Mr. Holland has a great talent for giving enough forward drive to his story that readers are swept past such difficulties. In his preface he discusses a notorious question mark: the report that Caligula massed his soldiers on Normandy beaches as though for a crossing of the English Channel, then ordered them merely to collect seashells. “Is it true? Did the soldiers really pick up shells?” he asks, without venturing an answer. By the time he comes to the same episode in the body of the book, the question no longer seems to matter. So much else about Caligula—his casual cruelty, his contempt for the flatteries that his own bullying had elicited—has been so convincingly established that the matter of the seashells, still unresolved, passes by unnoticed.
Ultimately it is not the Caesars’ lusts and manias but their relationship to power and violence that interests Mr. Holland, as it did in his first work of nonfiction, “Rubicon” (2003). His section titles here (“Padrone,” “Cosa Nostra”), and his use of words like “consigliere,” configure the Julio-Claudians as Mob bosses, and more disturbing comparisons (“warlord,” “terrorist”) are suggested. In a more charitable mood he calls them the August Family, a term derived from the title Augustus (“Revered One”), which was taken by the founder of the line. The point of such coinages and analogues is that conventional labels—king, general, dictator—cannot be applied to this bunch. They lived outside the constitution and the law; their struggle for legitimacy and control makes them endlessly compelling and surprisingly sympathetic.

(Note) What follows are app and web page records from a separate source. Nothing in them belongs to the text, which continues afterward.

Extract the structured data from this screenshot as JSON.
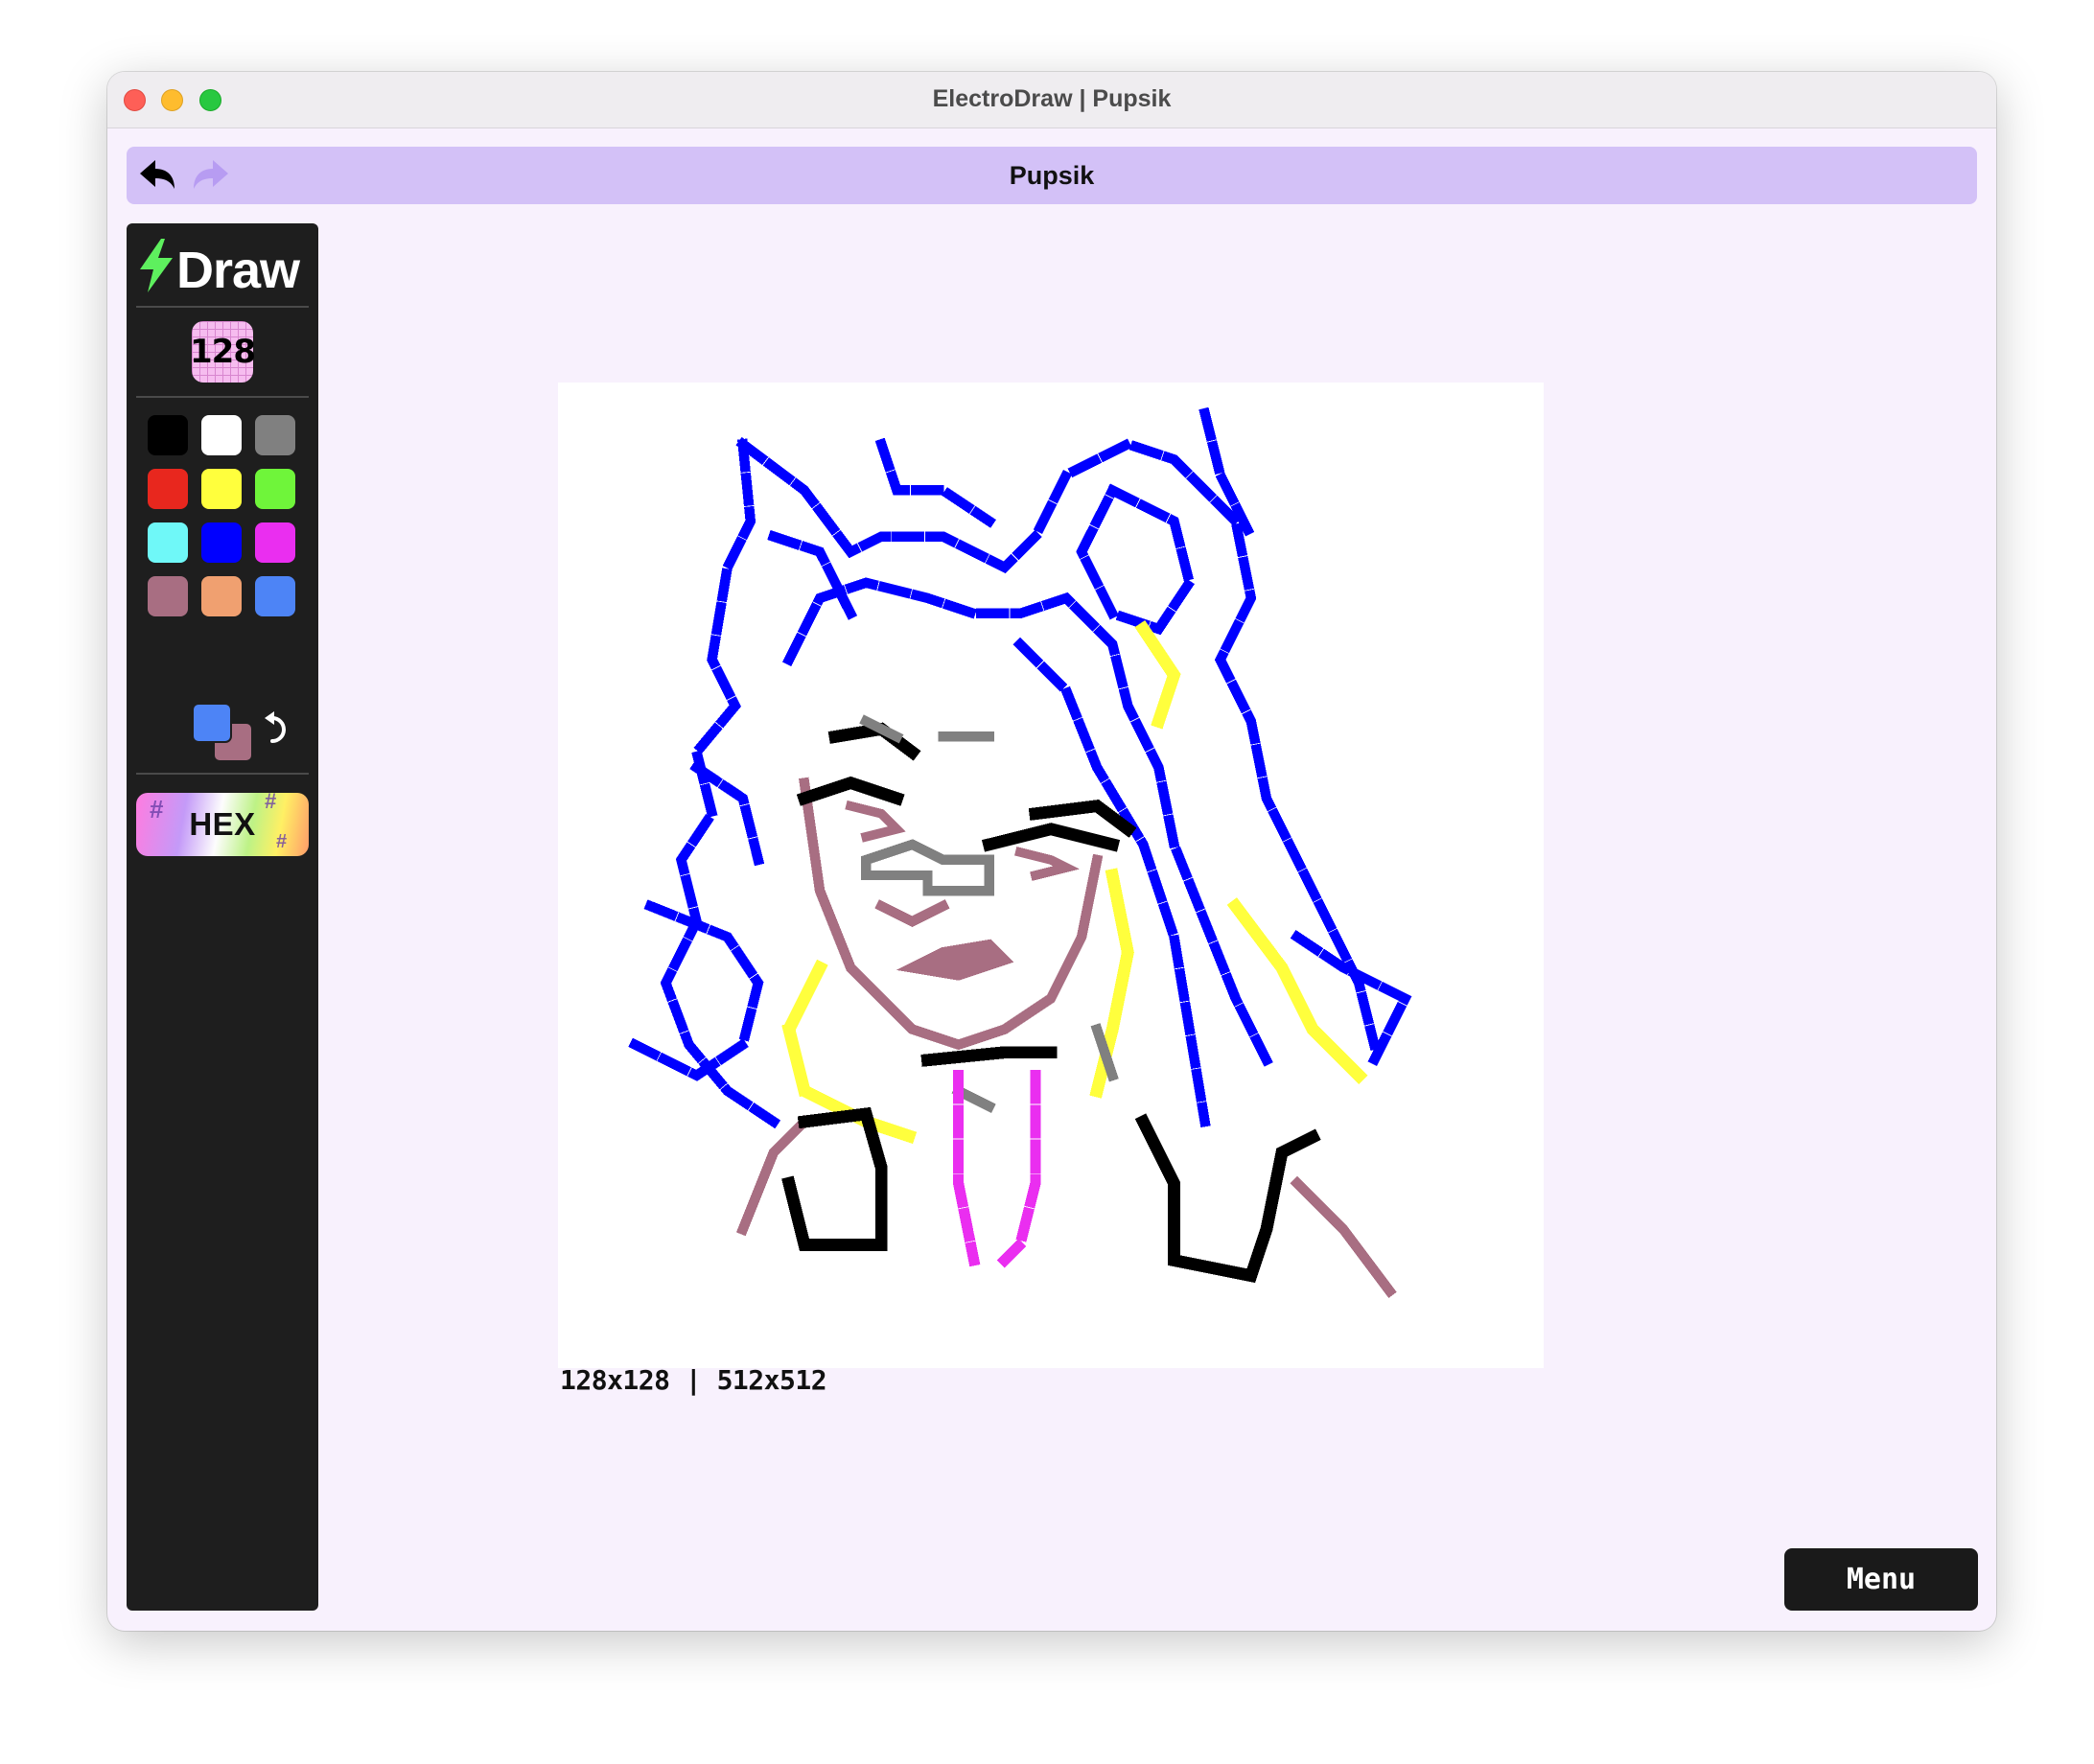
{
  "window": {
    "title": "ElectroDraw | Pupsik"
  },
  "topbar": {
    "document_title": "Pupsik",
    "undo_icon": "undo-arrow-icon",
    "redo_icon": "redo-arrow-icon"
  },
  "sidebar": {
    "logo_text": "Draw",
    "logo_icon": "lightning-bolt-icon",
    "grid_size_label": "128",
    "palette": [
      "#000000",
      "#ffffff",
      "#808080",
      "#e8271e",
      "#ffff3d",
      "#6ff53a",
      "#6ff8f8",
      "#0000ff",
      "#ea2ef0",
      "#a86e82",
      "#f0a070",
      "#4d84f6"
    ],
    "primary_color": "#4d84f6",
    "secondary_color": "#a86e82",
    "swap_icon": "swap-colors-icon",
    "hex_label": "HEX"
  },
  "canvas": {
    "size_info": "128x128 | 512x512"
  },
  "footer": {
    "menu_label": "Menu"
  }
}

Mr. Holland, a classical scholar turned full-time author, has written highly regarded accounts of Roman, Greek, medieval European and early Islamic history and has also translated (less successfully, in my view) the sweeping narrative of Herodotus out of ancient Greek. The canvas of “Dynasty” is his broadest yet, both in terms of time (he begins well before the Julio-Claudians, to show how they arose) and territory. He keeps his eyes trained on the men and women of the August Family even while following events as widely dispersed as Britain, Germany and North Africa. His ability to operate at small and large scale simultaneously—both domi and fores, in Rome and abroad, as Tacitus put it—is one of his great talents.
“Dynasty” offers neither praise nor condemnation of the political system it describes. Like the philosopher Seneca, who wrote in nightmarish tones about Caligula yet exalted Augustus, Mr. Holland draws no general principles about the Roman autocracy but finds a compelling contrast in its “mingling of tyranny and achievement, sadism and glamour, power-lust and celebrity.” Like Seneca, too, Mr. Holland is a consummate wordsmith who delights in verbal chiaroscuro. He writes in one place of the “aureate and superhuman” charisma of Augustus and the “effulgence that haloed” his family; in another, he describes the imperial palace as a place “where monsters of the deep fed on those weaker than themselves and yet were always hungry.”
Mr. Holland in fact takes a strong interest in Seneca, but, surprisingly, holds him to blame for touching off Boudicca’s revolt in Britain (in A.D. 60)—a charge made by only one ancient writer and considered suspect by modern scholars. Mr. Holland very occasionally plays fast and loose with his evidence, but he gets the big things, including the Caesars themselves, very right. “Dynasty” surely secures his place among the foremost writers of popular history practicing today.
—Mr. Romm is the author of “Dying Every Day: Seneca at the Court of Nero.”